Graph of a Perfectly Competitive Market EC2-109-I-M
This interactive tool explains the adjustment in short and long term of the market and the enterprise under the theory of perfect competition. It allows for the interaction of both dimensions and to see the equilibrium process in terms of profits losses prices and exchanged quantities.
The documentation includes graphs with explanations of the shifts as well as exercises with feedback.Academic Area:Economic Environment & Public Affairs
World Oil Prices EC1-115-I-M
This case is designed to introduce students to the basic tools of supply and demand and to observe and predict how they operate in a real market that is constantly grabbing headlines: the global petroleum market. The analysis of this interactive multimedia case is based around those events that have affected the price of oil from 1970 to 2013.
Students will be presented with a series of historical events that affected the price of oil on the world market. They study each of these and then predict the effects on price by shifting the curves on the traditional supply and demand model.
The World Oil Prices interactive exercise has been used successfully across a range of masters programs, from Masters in Management through to MBA and executive programs. The material would be suitable for both undergraduate and postgraduate economics courses, once the initial supply and demand theory has been grasped.Academic Area:Economic Environment & Public Affairs
Banesco Banco Universal. DO1-110-I
Between 1992 and 2005, Banesco Banco Universal experienced sustainable and inexorable growth within Venezuela’s complex financial and banking market. Venezuela had weathered several political, social and economic crises over the last fifteen years. The vision of its founders Juan Carlos Escotet and Luis Xavier Lujan had been a key driver for the Bank’s success. However, after thirteen years of good decisions and results, Banesco was now a large and complex organization and was starting to show certain weaknesses that needed to be addressed by reviewing management and innovation processes to date.

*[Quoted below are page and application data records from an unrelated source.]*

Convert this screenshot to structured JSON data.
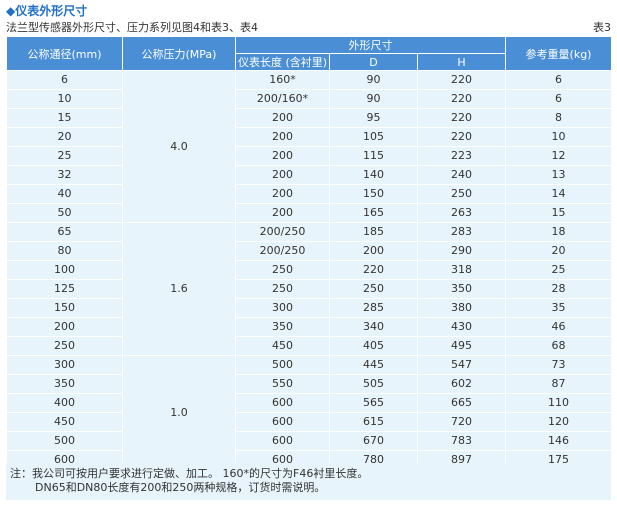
{
  "header": {
    "title": "◆仪表外形尺寸",
    "subtitle": "法兰型传感器外形尺寸、压力系列见图4和表3、表4",
    "table_tag": "表3"
  },
  "table": {
    "headers": {
      "dn": "公称通径(mm)",
      "pressure": "公称压力(MPa)",
      "dims": "外形尺寸",
      "length": "仪表长度 (含衬里)",
      "d": "D",
      "h": "H",
      "weight": "参考重量(kg)"
    },
    "pressure_groups": [
      "4.0",
      "1.6",
      "1.0"
    ],
    "rows": [
      [
        "6",
        "160*",
        "90",
        "220",
        "6"
      ],
      [
        "10",
        "200/160*",
        "90",
        "220",
        "6"
      ],
      [
        "15",
        "200",
        "95",
        "220",
        "8"
      ],
      [
        "20",
        "200",
        "105",
        "220",
        "10"
      ],
      [
        "25",
        "200",
        "115",
        "223",
        "12"
      ],
      [
        "32",
        "200",
        "140",
        "240",
        "13"
      ],
      [
        "40",
        "200",
        "150",
        "250",
        "14"
      ],
      [
        "50",
        "200",
        "165",
        "263",
        "15"
      ],
      [
        "65",
        "200/250",
        "185",
        "283",
        "18"
      ],
      [
        "80",
        "200/250",
        "200",
        "290",
        "20"
      ],
      [
        "100",
        "250",
        "220",
        "318",
        "25"
      ],
      [
        "125",
        "250",
        "250",
        "350",
        "28"
      ],
      [
        "150",
        "300",
        "285",
        "380",
        "35"
      ],
      [
        "200",
        "350",
        "340",
        "430",
        "46"
      ],
      [
        "250",
        "450",
        "405",
        "495",
        "68"
      ],
      [
        "300",
        "500",
        "445",
        "547",
        "73"
      ],
      [
        "350",
        "550",
        "505",
        "602",
        "87"
      ],
      [
        "400",
        "600",
        "565",
        "665",
        "110"
      ],
      [
        "450",
        "600",
        "615",
        "720",
        "120"
      ],
      [
        "500",
        "600",
        "670",
        "783",
        "146"
      ],
      [
        "600",
        "600",
        "780",
        "897",
        "175"
      ]
    ]
  },
  "note": {
    "line1": "注：我公司可按用户要求进行定做、加工。 160*的尺寸为F46衬里长度。",
    "line2": "DN65和DN80长度有200和250两种规格，订货时需说明。"
  },
  "colors": {
    "header_bg": "#4a8fd6",
    "cell_bg": "#e8f4fc",
    "title": "#1f6fc9"
  }
}
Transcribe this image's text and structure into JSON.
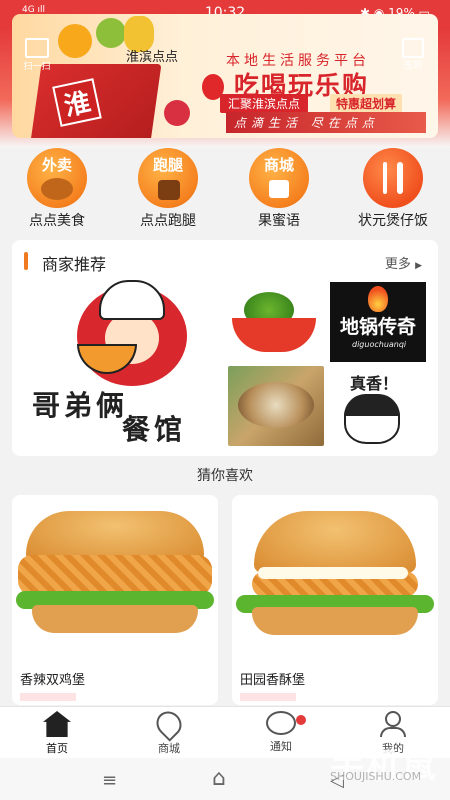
{
  "status_bar": {
    "left": "4G ıll",
    "time": "10:32",
    "battery": "19%"
  },
  "header": {
    "scan_label": "扫一扫",
    "title": "淮滨点点",
    "signin_label": "签到"
  },
  "banner": {
    "crate_text": "淮",
    "top_line": "本地生活服务平台",
    "headline": "吃喝玩乐购",
    "tag1": "汇聚淮滨点点",
    "tag2": "特惠超划算",
    "bottom_line": "点滴生活 尽在点点"
  },
  "categories": [
    {
      "badge": "外卖",
      "label": "点点美食",
      "icon": "chicken-icon"
    },
    {
      "badge": "跑腿",
      "label": "点点跑腿",
      "icon": "courier-icon"
    },
    {
      "badge": "商城",
      "label": "果蜜语",
      "icon": "shopping-bag-icon"
    },
    {
      "badge": "",
      "label": "状元煲仔饭",
      "icon": "fork-knife-icon"
    }
  ],
  "merchants": {
    "heading": "商家推荐",
    "more": "更多",
    "items": [
      {
        "name": "哥弟俩餐馆",
        "line1": "哥弟俩",
        "line2": "餐馆"
      },
      {
        "name": "salad"
      },
      {
        "name": "地锅传奇",
        "big": "地锅传奇",
        "small": "diguochuanqi"
      },
      {
        "name": "stew"
      },
      {
        "name": "真香",
        "caption": "真香！"
      }
    ]
  },
  "guess": {
    "heading": "猜你喜欢",
    "products": [
      {
        "name": "香辣双鸡堡"
      },
      {
        "name": "田园香酥堡"
      }
    ]
  },
  "tabbar": [
    {
      "label": "首页",
      "icon": "home-icon",
      "active": true
    },
    {
      "label": "商城",
      "icon": "map-pin-icon",
      "active": false
    },
    {
      "label": "通知",
      "icon": "chat-bubble-icon",
      "active": false,
      "badge": true
    },
    {
      "label": "我的",
      "icon": "person-icon",
      "active": false
    }
  ],
  "system_nav": {
    "menu": "≡",
    "home": "⌂",
    "back": "◁"
  },
  "watermark": {
    "main": "手机鼠",
    "sub": "SHOUJISHU.COM"
  },
  "colors": {
    "brand_red": "#e43a3a",
    "accent_orange": "#f07a20"
  }
}
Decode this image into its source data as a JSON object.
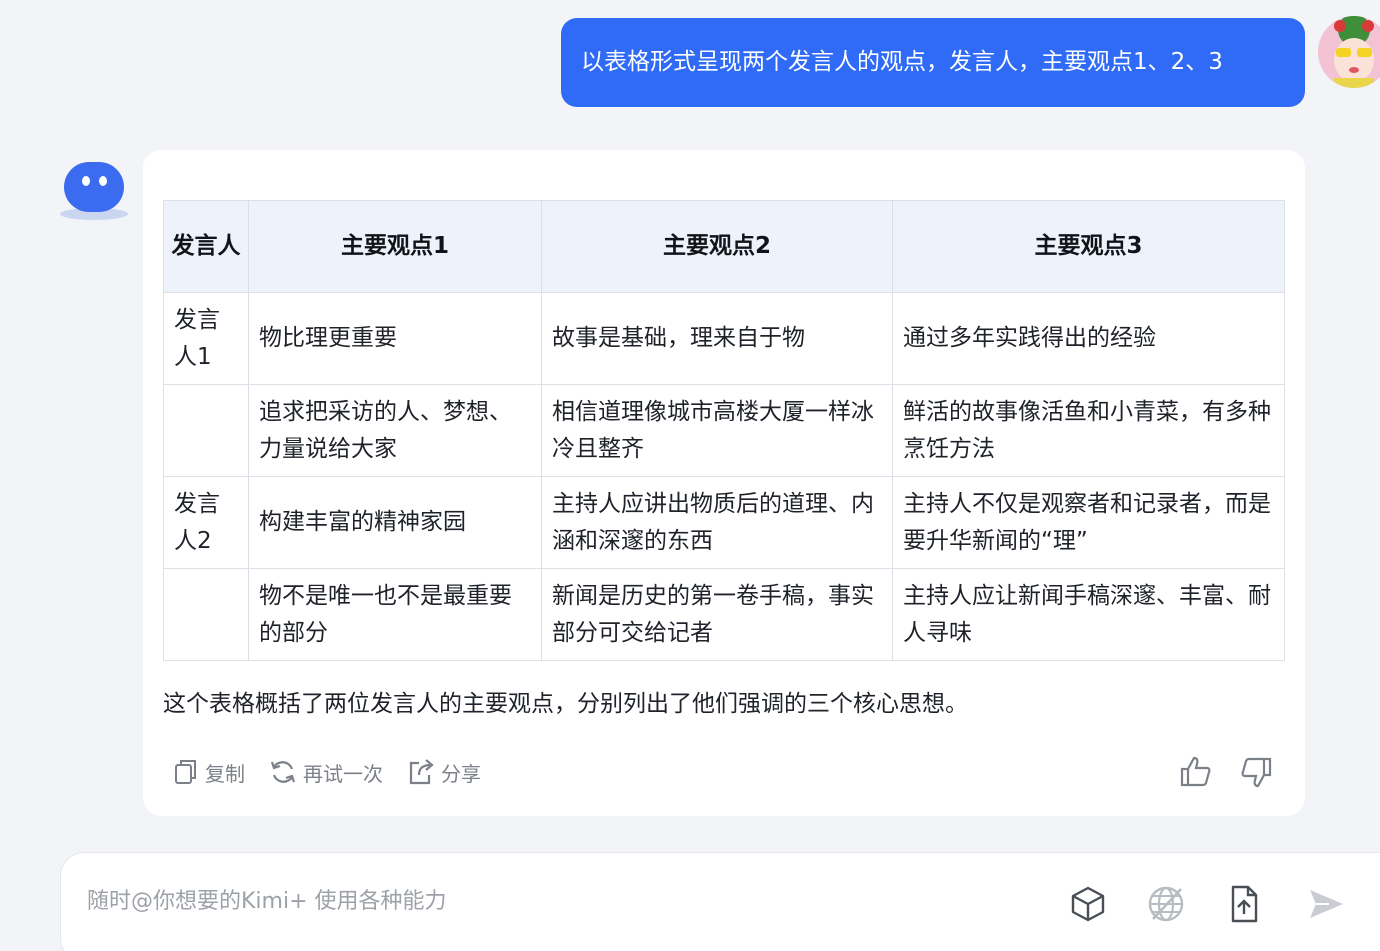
{
  "user_message": "以表格形式呈现两个发言人的观点，发言人，主要观点1、2、3",
  "table": {
    "headers": [
      "发言人",
      "主要观点1",
      "主要观点2",
      "主要观点3"
    ],
    "rows": [
      [
        "发言人1",
        "物比理更重要",
        "故事是基础，理来自于物",
        "通过多年实践得出的经验"
      ],
      [
        "",
        "追求把采访的人、梦想、力量说给大家",
        "相信道理像城市高楼大厦一样冰冷且整齐",
        "鲜活的故事像活鱼和小青菜，有多种烹饪方法"
      ],
      [
        "发言人2",
        "构建丰富的精神家园",
        "主持人应讲出物质后的道理、内涵和深邃的东西",
        "主持人不仅是观察者和记录者，而是要升华新闻的“理”"
      ],
      [
        "",
        "物不是唯一也不是最重要的部分",
        "新闻是历史的第一卷手稿，事实部分可交给记者",
        "主持人应让新闻手稿深邃、丰富、耐人寻味"
      ]
    ]
  },
  "summary": "这个表格概括了两位发言人的主要观点，分别列出了他们强调的三个核心思想。",
  "actions": {
    "copy": "复制",
    "retry": "再试一次",
    "share": "分享"
  },
  "input": {
    "placeholder": "随时@你想要的Kimi+ 使用各种能力"
  },
  "colors": {
    "accent": "#2f6bf6",
    "background": "#f2f4f8",
    "card": "#ffffff",
    "table_header": "#eef2fb",
    "icon_gray": "#7c8089"
  },
  "icons": [
    "copy-icon",
    "refresh-icon",
    "share-icon",
    "thumbs-up-icon",
    "thumbs-down-icon",
    "cube-icon",
    "web-search-off-icon",
    "upload-file-icon",
    "send-icon"
  ]
}
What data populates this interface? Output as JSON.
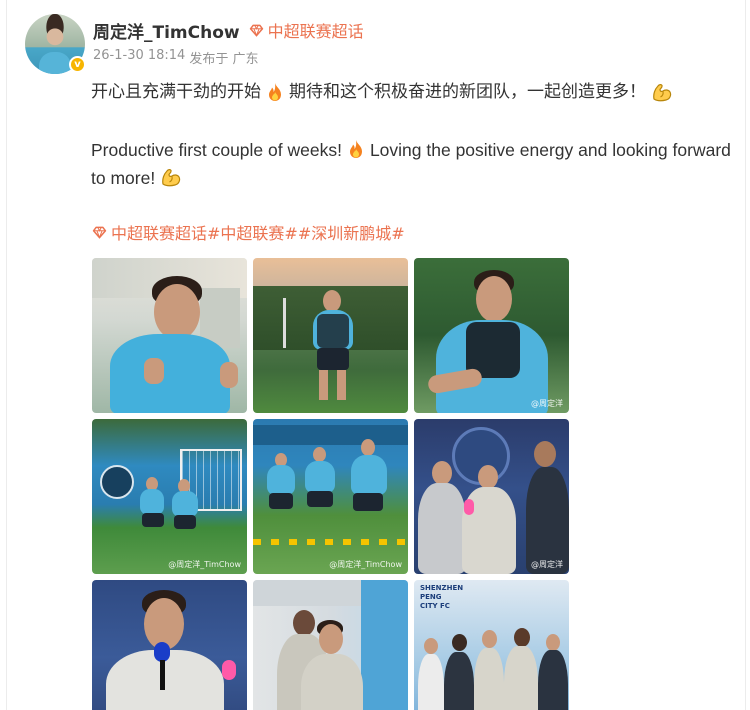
{
  "post": {
    "author": "周定洋_TimChow",
    "topic": "中超联赛超话",
    "timestamp": "26-1-30 18:14",
    "posted_from": "发布于 广东",
    "verified_badge": "v",
    "text_zh_1": "开心且充满干劲的开始",
    "text_zh_2": "期待和这个积极奋进的新团队，一起创造更多！",
    "text_en_1": "Productive first couple of weeks!",
    "text_en_2": "Loving the positive energy and looking forward to more!",
    "tags": "中超联赛超话#中超联赛##深圳新鹏城#",
    "emoji": {
      "fire": "fire-icon",
      "muscle": "flexed-biceps-icon"
    }
  },
  "colors": {
    "accent": "#eb7350",
    "text": "#333333",
    "meta": "#939393",
    "verified": "#f7b500",
    "team_blue": "#4fb3dc"
  },
  "photos": [
    {
      "name": "photo-smiling-thumbs-up"
    },
    {
      "name": "photo-training-standing"
    },
    {
      "name": "photo-training-vest",
      "watermark": "@周定洋"
    },
    {
      "name": "photo-training-drill-1",
      "watermark": "@周定洋_TimChow"
    },
    {
      "name": "photo-training-drill-2",
      "watermark": "@周定洋_TimChow"
    },
    {
      "name": "photo-interview-group",
      "watermark": "@周定洋"
    },
    {
      "name": "photo-interview-mic"
    },
    {
      "name": "photo-event-players"
    },
    {
      "name": "photo-fans-group",
      "sign_text": "SHENZHEN PENG CITY FC"
    }
  ]
}
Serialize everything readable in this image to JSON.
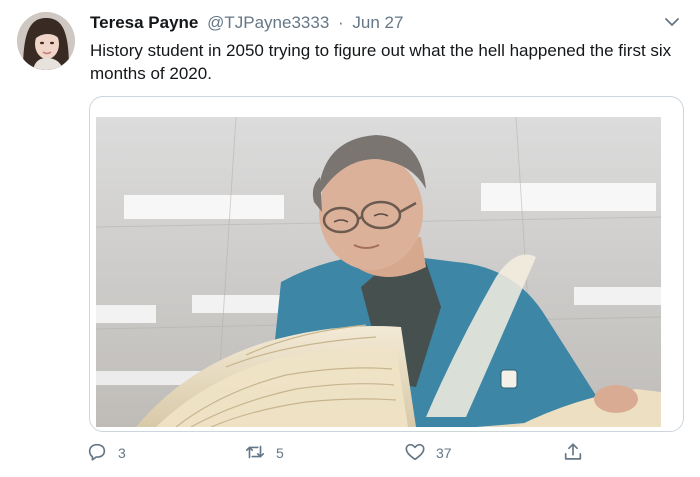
{
  "tweet": {
    "author_name": "Teresa Payne",
    "handle": "@TJPayne3333",
    "separator": "·",
    "date": "Jun 27",
    "text": "History student in 2050 trying to figure out what the hell happened the first six months of 2020."
  },
  "icons": {
    "menu": "chevron-down-icon",
    "reply": "reply-icon",
    "retweet": "retweet-icon",
    "like": "heart-icon",
    "share": "share-icon"
  },
  "actions": {
    "reply_count": "3",
    "retweet_count": "5",
    "like_count": "37"
  },
  "colors": {
    "text": "#14171a",
    "muted": "#657786",
    "border": "#ccd6dd"
  }
}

In 2005, the Bank was in a situation in which it was able to launch a number of initiatives and projects designed to leverage strategic objectives. The demand for projects, however, was bigger than the Bank’s capacity to implement them, and it did not seem capable of prioritizing them.Academic Area:Operations & Supply Chain Management | Innovation